One thing that the staff at Pakuranga Baptist Kindergarten would like to see shift is to ensure that the excitement, motivation and passion of the young learners is acknowledged as soon as they reach primary school. Often this is not reignited till around year 3.

Diana Tregoweth has been principal at Papatoetoe West School for 8 years and over this time has seen things change, with more schools engaging in the Enviroschools Programme and EEfS and more understanding of its importance.

Cate Jessep facilitates an Enviroschools cluster meeting. These clusters have been effective in supporting relationship building and ākonga transition.

Papatoetoe West School is part of a small kahui ako that has a focus on transition. Although it is not specifically through the Enviroschools Programme, she says that because the Enviroschools philosophy is woven through the school there are some natural fits.

Enviroschools cluster meetings have provided opportunities to meet and discuss and learn from each other. The kahui ako provides opportunities to share resources, for example the local curriculum studies on Kohuora Park.



“We feel we are preparing our students to make a difference and to understand sustainability and to be able to leave our school with those values.” – Diana Tregoweth, Tumuaki/Principal Papatoetoe West School

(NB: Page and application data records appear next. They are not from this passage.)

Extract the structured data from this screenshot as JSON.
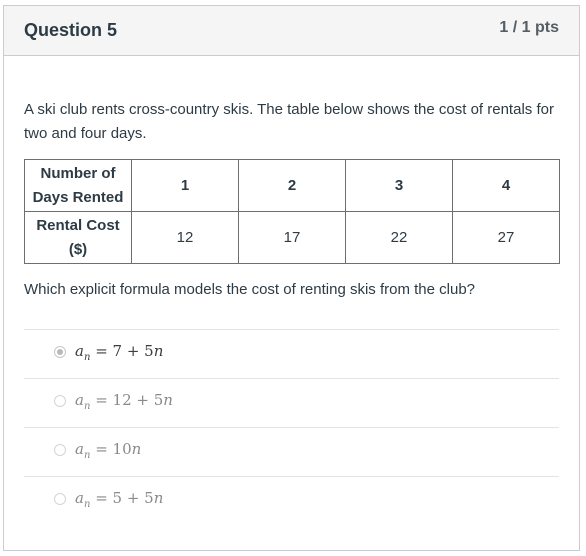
{
  "header": {
    "title": "Question 5",
    "points": "1 / 1 pts"
  },
  "prompt": "A ski club rents cross-country skis. The table below shows the cost of rentals for two and four days.",
  "table": {
    "rows": [
      {
        "label_line1": "Number of",
        "label_line2": "Days Rented",
        "values": [
          "1",
          "2",
          "3",
          "4"
        ]
      },
      {
        "label_line1": "Rental Cost",
        "label_line2": "($)",
        "values": [
          "12",
          "17",
          "22",
          "27"
        ]
      }
    ]
  },
  "question": "Which explicit formula models the cost of renting skis from the club?",
  "answers": [
    {
      "var": "a",
      "sub": "n",
      "rhs": "= 7 + 5",
      "tail": "n",
      "selected": true
    },
    {
      "var": "a",
      "sub": "n",
      "rhs": "= 12 + 5",
      "tail": "n",
      "selected": false
    },
    {
      "var": "a",
      "sub": "n",
      "rhs": "= 10",
      "tail": "n",
      "selected": false
    },
    {
      "var": "a",
      "sub": "n",
      "rhs": "= 5 + 5",
      "tail": "n",
      "selected": false
    }
  ]
}
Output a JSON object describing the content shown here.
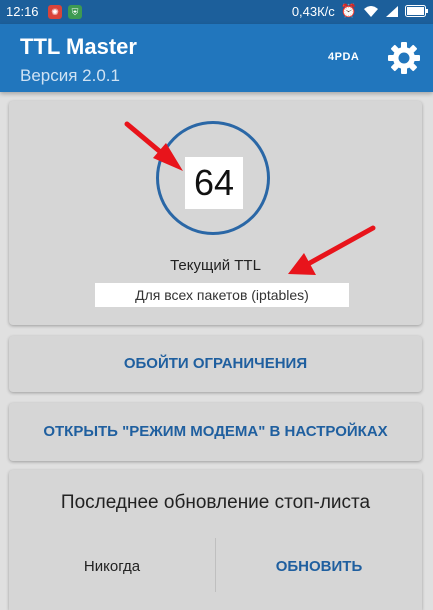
{
  "status_bar": {
    "time": "12:16",
    "speed": "0,43К/с"
  },
  "app_bar": {
    "title": "TTL Master",
    "version": "Версия 2.0.1",
    "logo_text": "4PDA"
  },
  "ttl_card": {
    "value": "64",
    "caption": "Текущий TTL",
    "mode": "Для всех пакетов (iptables)"
  },
  "buttons": {
    "bypass": "ОБОЙТИ ОГРАНИЧЕНИЯ",
    "open_modem": "ОТКРЫТЬ \"РЕЖИМ МОДЕМА\" В НАСТРОЙКАХ"
  },
  "update_card": {
    "title": "Последнее обновление стоп-листа",
    "last": "Никогда",
    "update_button": "ОБНОВИТЬ"
  },
  "colors": {
    "status_bar": "#1c5f9b",
    "app_bar": "#2176bd",
    "accent": "#1f5f9f",
    "annotation": "#e8141b"
  }
}
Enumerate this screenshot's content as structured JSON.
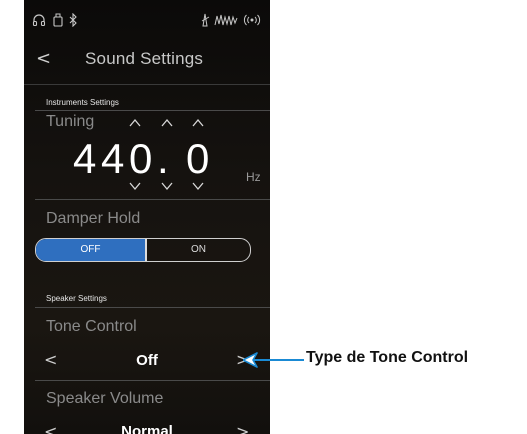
{
  "status_bar": {
    "icons": [
      "headphones-icon",
      "usb-icon",
      "bluetooth-icon",
      "metronome-icon",
      "recorder-icon",
      "wireless-icon"
    ]
  },
  "header": {
    "title": "Sound Settings"
  },
  "instruments": {
    "section_label": "Instruments Settings",
    "tuning": {
      "label": "Tuning",
      "digits": [
        "4",
        "4",
        "0"
      ],
      "decimal": ".",
      "fraction": "0",
      "unit": "Hz"
    },
    "damper_hold": {
      "label": "Damper Hold",
      "off_label": "OFF",
      "on_label": "ON",
      "selected": "OFF"
    }
  },
  "speaker": {
    "section_label": "Speaker Settings",
    "tone_control": {
      "label": "Tone Control",
      "value": "Off"
    },
    "speaker_volume": {
      "label": "Speaker Volume",
      "value": "Normal"
    }
  },
  "annotation": {
    "text": "Type de Tone Control"
  },
  "colors": {
    "accent": "#2f6fbf",
    "annotation_arrow": "#1a8ad4"
  }
}
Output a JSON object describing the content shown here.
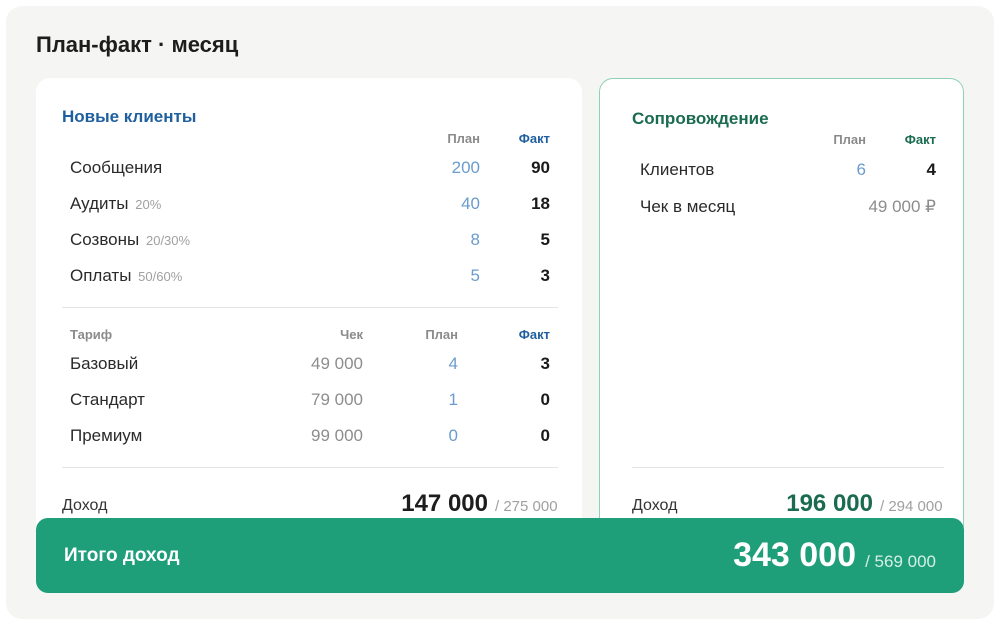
{
  "page_title": "План-факт · месяц",
  "new_clients": {
    "title": "Новые клиенты",
    "header": {
      "plan": "План",
      "fact": "Факт"
    },
    "funnel": [
      {
        "label": "Сообщения",
        "sub": "",
        "plan": "200",
        "fact": "90"
      },
      {
        "label": "Аудиты",
        "sub": "20%",
        "plan": "40",
        "fact": "18"
      },
      {
        "label": "Созвоны",
        "sub": "20/30%",
        "plan": "8",
        "fact": "5"
      },
      {
        "label": "Оплаты",
        "sub": "50/60%",
        "plan": "5",
        "fact": "3"
      }
    ],
    "tariff_header": {
      "tariff": "Тариф",
      "check": "Чек",
      "plan": "План",
      "fact": "Факт"
    },
    "tariffs": [
      {
        "name": "Базовый",
        "check": "49 000",
        "plan": "4",
        "fact": "3"
      },
      {
        "name": "Стандарт",
        "check": "79 000",
        "plan": "1",
        "fact": "0"
      },
      {
        "name": "Премиум",
        "check": "99 000",
        "plan": "0",
        "fact": "0"
      }
    ],
    "income": {
      "label": "Доход",
      "value": "147 000",
      "of": "/ 275 000"
    }
  },
  "support": {
    "title": "Сопровождение",
    "header": {
      "plan": "План",
      "fact": "Факт"
    },
    "clients": {
      "label": "Клиентов",
      "plan": "6",
      "fact": "4"
    },
    "check": {
      "label": "Чек в месяц",
      "value": "49 000 ₽"
    },
    "income": {
      "label": "Доход",
      "value": "196 000",
      "of": "/ 294 000"
    }
  },
  "total": {
    "label": "Итого доход",
    "value": "343 000",
    "of": "/ 569 000"
  },
  "colors": {
    "blue_accent": "#1f5f9e",
    "green_accent": "#1a6b4f",
    "total_bg": "#1e9e79",
    "plan_value": "#6b9ccd"
  }
}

Tirimoana School Principal, Peter Kaiser talked about the Enviroschools Programme in his school’s commitment to develop a sense of inclusion and respect for each other and our environment. This includes student transition and their learning evolution. Tirimoana School has an Enviro Team coordinated by a passionate teacher responsible for the Enviroschools Programme and supported with a unit of responsibility. This teacher has empowered several other teachers by working collaboratively and rotating leadership each year, which builds the team’s capacity and understanding of Enviroschools from taking a lead role with the whole school.

The Enviroschools Teacher Aide (ESTA) project has helped with building this capacity as well as adding to the richness and diversity of the school.

Students are involved in the recruitment of staff at Tirimoana. Recently, 10-year-old ākonga/students took part in the interview process of prospective caretakers, asking:

“How can we be sure that you are committed to environmental practices, too” – students’ recruitment question.

Peter said this is a very powerful engagement. It tells everyone who is coming in that this is important to us and sustaining.

Jo McIntyre-Brown, lead Enviroschools teacher at Manurewa Intermediate, standing in for Ian Taylor her principal, said that during the 2 years that students were with them they focused on 5 strands of sustainability linked to their school values and the key competencies.

They promoted student agency by supporting students to consider different issues and come up with ideas and practical solutions. The involvement of whānau meant that these messages were shared. The school has developed a sense of safety and productivity and contribution.

Dr Paul Bennett of Howick College talked about effective scaffolding that allows empowerment of students along with motivation, deep exploration, and co-creating of curriculum. There are dedicated roles within staffing that acknowledges the importance of the Enviroschools Programme and allows for planning. The Enviroschool kaupapa influences staff recruitment.

Dr Bennett spoke about the alternative achievement programme that the school offers. This is available for Year 9, 10, 11 and 12 students and supports the transition process. Students work on and are supported through collaborative problem-solving projects.


Marisa Pene, (Regenerative-Kaupapa Māori Lead, Enviroschools & Te Aho Tū Roa, Tāmaki Makaurau)

Marisa Pene closed the meeting by acknowledging the wealth of sharing and building of trusting relationships within and across our Enviroschools network. She thanked people for their courage to step into, hold and maintain this space.





“Enviroschools are inclusive of all people of all ages. If we deliberately transition students from ECE through Enviroschools for all their learning, they will be connected and equipped and wanting to take actions to contribute to creating a healthy, peaceful, sustainable world and be able to articulate their why.” – Cate Jessep, Enviroschools Facilitator, Auckland Council Sustainable Schools team